## Input
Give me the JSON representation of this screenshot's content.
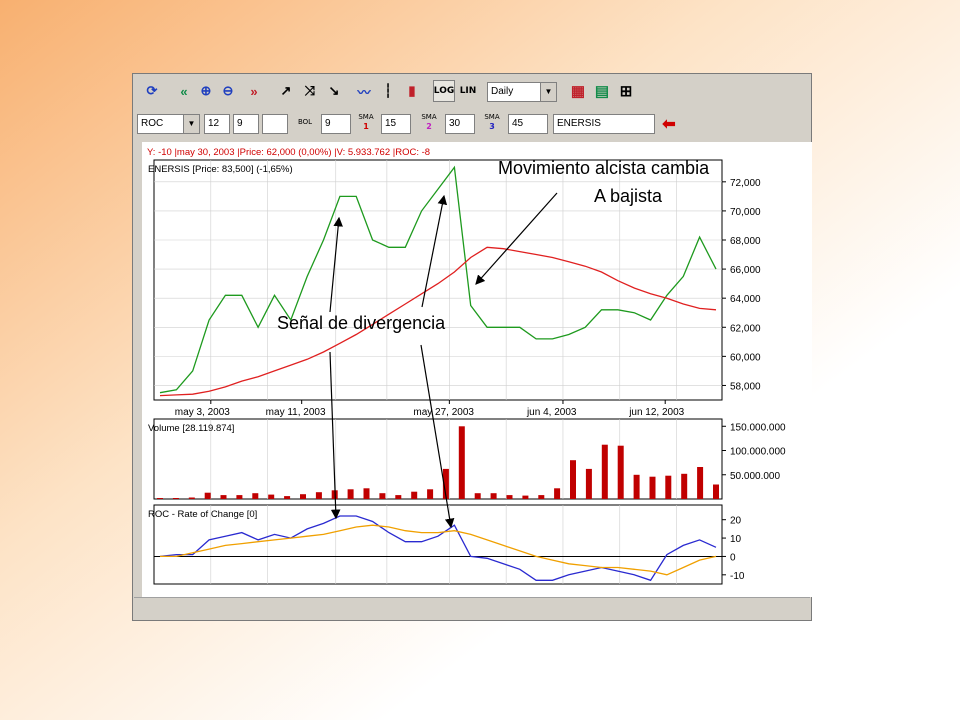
{
  "toolbar": {
    "buttons": [
      {
        "name": "refresh-icon",
        "glyph": "⟳",
        "color": "#1f3fbf"
      },
      {
        "name": "scroll-left-icon",
        "glyph": "«",
        "color": "#138c4a"
      },
      {
        "name": "zoom-in-icon",
        "glyph": "⊕",
        "color": "#1f3fbf"
      },
      {
        "name": "zoom-out-icon",
        "glyph": "⊖",
        "color": "#1f3fbf"
      },
      {
        "name": "scroll-right-icon",
        "glyph": "»",
        "color": "#c0202a"
      },
      {
        "name": "draw-line-add-icon",
        "glyph": "↗",
        "color": "#000000"
      },
      {
        "name": "draw-parallel-icon",
        "glyph": "⤨",
        "color": "#000000"
      },
      {
        "name": "draw-line-remove-icon",
        "glyph": "↘",
        "color": "#000000"
      },
      {
        "name": "line-chart-icon",
        "glyph": "〰",
        "color": "#1f3fbf"
      },
      {
        "name": "bar-chart-icon",
        "glyph": "┆",
        "color": "#000000"
      },
      {
        "name": "candlestick-icon",
        "glyph": "▮",
        "color": "#c0202a"
      }
    ],
    "log_label": "LOG",
    "lin_label": "LIN",
    "period": "Daily",
    "view_buttons": [
      {
        "name": "grid-view-icon",
        "glyph": "▦",
        "color": "#c0202a"
      },
      {
        "name": "table-view-icon",
        "glyph": "▤",
        "color": "#138c4a"
      },
      {
        "name": "split-view-icon",
        "glyph": "⊞",
        "color": "#000000"
      }
    ]
  },
  "params": {
    "indicator": "ROC",
    "roc_period_1": "12",
    "roc_period_2": "9",
    "roc_period_3": "",
    "bol_label": "BOL",
    "bol_value": "9",
    "sma_label": "SMA",
    "sma1_num": "1",
    "sma1_value": "15",
    "sma2_num": "2",
    "sma2_value": "30",
    "sma3_num": "3",
    "sma3_value": "45",
    "symbol": "ENERSIS",
    "go_icon": "back-arrow-icon"
  },
  "info_line": "Y: -10 |may 30, 2003 |Price: 62,000 (0,00%) |V: 5.933.762 |ROC: -8",
  "annotations": {
    "top_line1": "Movimiento alcista cambia",
    "top_line2": "A bajista",
    "middle": "Señal de divergencia"
  },
  "colors": {
    "price": "#1e9a1e",
    "sma": "#e02020",
    "volume": "#c00000",
    "roc": "#2a2ad0",
    "roc_signal": "#f0a000",
    "label_red": "#d00000"
  },
  "chart_data": [
    {
      "type": "line",
      "title": "ENERSIS [Price: 83,500] (-1,65%)",
      "x_ticks": [
        "may 3, 2003",
        "may 11, 2003",
        "may 27, 2003",
        "jun 4, 2003",
        "jun 12, 2003"
      ],
      "y_ticks": [
        "72,000",
        "70,000",
        "68,000",
        "66,000",
        "64,000",
        "62,000",
        "60,000",
        "58,000"
      ],
      "ylim": [
        57000,
        73500
      ],
      "series": [
        {
          "values": [
            57500,
            57700,
            59000,
            62500,
            64200,
            64200,
            62000,
            64200,
            62500,
            65500,
            68000,
            71000,
            71000,
            68000,
            67500,
            67500,
            70000,
            71500,
            73000,
            63500,
            62000,
            62000,
            62000,
            61200,
            61200,
            61500,
            62000,
            63200,
            63200,
            63000,
            62500,
            64200,
            65500,
            68200,
            66000
          ]
        },
        {
          "values": [
            57300,
            57350,
            57400,
            57600,
            57900,
            58300,
            58600,
            59000,
            59400,
            59800,
            60300,
            60900,
            61500,
            62200,
            62900,
            63600,
            64300,
            65000,
            65800,
            66800,
            67500,
            67400,
            67200,
            67000,
            66800,
            66500,
            66200,
            65800,
            65200,
            64700,
            64300,
            64000,
            63600,
            63300,
            63200
          ]
        }
      ]
    },
    {
      "type": "bar",
      "title": "Volume [28.119.874]",
      "y_ticks": [
        "150.000.000",
        "100.000.000",
        "50.000.000"
      ],
      "ylim": [
        0,
        165000000
      ],
      "values": [
        2000000,
        2000000,
        3000000,
        13000000,
        8000000,
        8000000,
        12000000,
        9000000,
        6000000,
        10000000,
        14000000,
        18000000,
        20000000,
        22000000,
        12000000,
        8000000,
        15000000,
        20000000,
        62000000,
        150000000,
        12000000,
        12000000,
        8000000,
        7000000,
        8000000,
        22000000,
        80000000,
        62000000,
        112000000,
        110000000,
        50000000,
        46000000,
        48000000,
        52000000,
        66000000,
        30000000
      ]
    },
    {
      "type": "line",
      "title": "ROC - Rate of Change [0]",
      "y_ticks": [
        "20",
        "10",
        "0",
        "-10"
      ],
      "ylim": [
        -15,
        28
      ],
      "series": [
        {
          "values": [
            0,
            1,
            1,
            9,
            11,
            13,
            9,
            12,
            10,
            15,
            18,
            22,
            22,
            19,
            13,
            8,
            8,
            11,
            17,
            0,
            -1,
            -4,
            -7,
            -13,
            -13,
            -10,
            -8,
            -6,
            -8,
            -10,
            -13,
            1,
            6,
            9,
            5
          ]
        },
        {
          "values": [
            0,
            0,
            2,
            4,
            6,
            7,
            8,
            9,
            10,
            11,
            12,
            14,
            16,
            17,
            16,
            14,
            13,
            13,
            14,
            12,
            9,
            6,
            3,
            0,
            -2,
            -4,
            -5,
            -6,
            -6,
            -7,
            -8,
            -10,
            -6,
            -2,
            0
          ]
        }
      ]
    }
  ]
}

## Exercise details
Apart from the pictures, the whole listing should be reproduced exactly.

## Exercise answer
Give me the JSON representation of this screenshot's content.
{
  "toolbar": {
    "buttons": [
      {
        "name": "refresh-icon",
        "glyph": "⟳",
        "color": "#1f3fbf"
      },
      {
        "name": "scroll-left-icon",
        "glyph": "«",
        "color": "#138c4a"
      },
      {
        "name": "zoom-in-icon",
        "glyph": "⊕",
        "color": "#1f3fbf"
      },
      {
        "name": "zoom-out-icon",
        "glyph": "⊖",
        "color": "#1f3fbf"
      },
      {
        "name": "scroll-right-icon",
        "glyph": "»",
        "color": "#c0202a"
      },
      {
        "name": "draw-line-add-icon",
        "glyph": "↗",
        "color": "#000000"
      },
      {
        "name": "draw-parallel-icon",
        "glyph": "⤨",
        "color": "#000000"
      },
      {
        "name": "draw-line-remove-icon",
        "glyph": "↘",
        "color": "#000000"
      },
      {
        "name": "line-chart-icon",
        "glyph": "〰",
        "color": "#1f3fbf"
      },
      {
        "name": "bar-chart-icon",
        "glyph": "┆",
        "color": "#000000"
      },
      {
        "name": "candlestick-icon",
        "glyph": "▮",
        "color": "#c0202a"
      }
    ],
    "log_label": "LOG",
    "lin_label": "LIN",
    "period": "Daily",
    "view_buttons": [
      {
        "name": "grid-view-icon",
        "glyph": "▦",
        "color": "#c0202a"
      },
      {
        "name": "table-view-icon",
        "glyph": "▤",
        "color": "#138c4a"
      },
      {
        "name": "split-view-icon",
        "glyph": "⊞",
        "color": "#000000"
      }
    ]
  },
  "params": {
    "indicator": "ROC",
    "roc_period_1": "12",
    "roc_period_2": "9",
    "roc_period_3": "",
    "bol_label": "BOL",
    "bol_value": "9",
    "sma_label": "SMA",
    "sma1_num": "1",
    "sma1_value": "15",
    "sma2_num": "2",
    "sma2_value": "30",
    "sma3_num": "3",
    "sma3_value": "45",
    "symbol": "ENERSIS",
    "go_icon": "back-arrow-icon"
  },
  "info_line": "Y: -10 |may 30, 2003 |Price: 62,000 (0,00%) |V: 5.933.762 |ROC: -8",
  "annotations": {
    "top_line1": "Movimiento alcista cambia",
    "top_line2": "A bajista",
    "middle": "Señal de divergencia"
  },
  "colors": {
    "price": "#1e9a1e",
    "sma": "#e02020",
    "volume": "#c00000",
    "roc": "#2a2ad0",
    "roc_signal": "#f0a000",
    "label_red": "#d00000"
  },
  "chart_data": [
    {
      "type": "line",
      "title": "ENERSIS [Price: 83,500] (-1,65%)",
      "x_ticks": [
        "may 3, 2003",
        "may 11, 2003",
        "may 27, 2003",
        "jun 4, 2003",
        "jun 12, 2003"
      ],
      "y_ticks": [
        "72,000",
        "70,000",
        "68,000",
        "66,000",
        "64,000",
        "62,000",
        "60,000",
        "58,000"
      ],
      "ylim": [
        57000,
        73500
      ],
      "series": [
        {
          "values": [
            57500,
            57700,
            59000,
            62500,
            64200,
            64200,
            62000,
            64200,
            62500,
            65500,
            68000,
            71000,
            71000,
            68000,
            67500,
            67500,
            70000,
            71500,
            73000,
            63500,
            62000,
            62000,
            62000,
            61200,
            61200,
            61500,
            62000,
            63200,
            63200,
            63000,
            62500,
            64200,
            65500,
            68200,
            66000
          ]
        },
        {
          "values": [
            57300,
            57350,
            57400,
            57600,
            57900,
            58300,
            58600,
            59000,
            59400,
            59800,
            60300,
            60900,
            61500,
            62200,
            62900,
            63600,
            64300,
            65000,
            65800,
            66800,
            67500,
            67400,
            67200,
            67000,
            66800,
            66500,
            66200,
            65800,
            65200,
            64700,
            64300,
            64000,
            63600,
            63300,
            63200
          ]
        }
      ]
    },
    {
      "type": "bar",
      "title": "Volume [28.119.874]",
      "y_ticks": [
        "150.000.000",
        "100.000.000",
        "50.000.000"
      ],
      "ylim": [
        0,
        165000000
      ],
      "values": [
        2000000,
        2000000,
        3000000,
        13000000,
        8000000,
        8000000,
        12000000,
        9000000,
        6000000,
        10000000,
        14000000,
        18000000,
        20000000,
        22000000,
        12000000,
        8000000,
        15000000,
        20000000,
        62000000,
        150000000,
        12000000,
        12000000,
        8000000,
        7000000,
        8000000,
        22000000,
        80000000,
        62000000,
        112000000,
        110000000,
        50000000,
        46000000,
        48000000,
        52000000,
        66000000,
        30000000
      ]
    },
    {
      "type": "line",
      "title": "ROC - Rate of Change [0]",
      "y_ticks": [
        "20",
        "10",
        "0",
        "-10"
      ],
      "ylim": [
        -15,
        28
      ],
      "series": [
        {
          "values": [
            0,
            1,
            1,
            9,
            11,
            13,
            9,
            12,
            10,
            15,
            18,
            22,
            22,
            19,
            13,
            8,
            8,
            11,
            17,
            0,
            -1,
            -4,
            -7,
            -13,
            -13,
            -10,
            -8,
            -6,
            -8,
            -10,
            -13,
            1,
            6,
            9,
            5
          ]
        },
        {
          "values": [
            0,
            0,
            2,
            4,
            6,
            7,
            8,
            9,
            10,
            11,
            12,
            14,
            16,
            17,
            16,
            14,
            13,
            13,
            14,
            12,
            9,
            6,
            3,
            0,
            -2,
            -4,
            -5,
            -6,
            -6,
            -7,
            -8,
            -10,
            -6,
            -2,
            0
          ]
        }
      ]
    }
  ]
}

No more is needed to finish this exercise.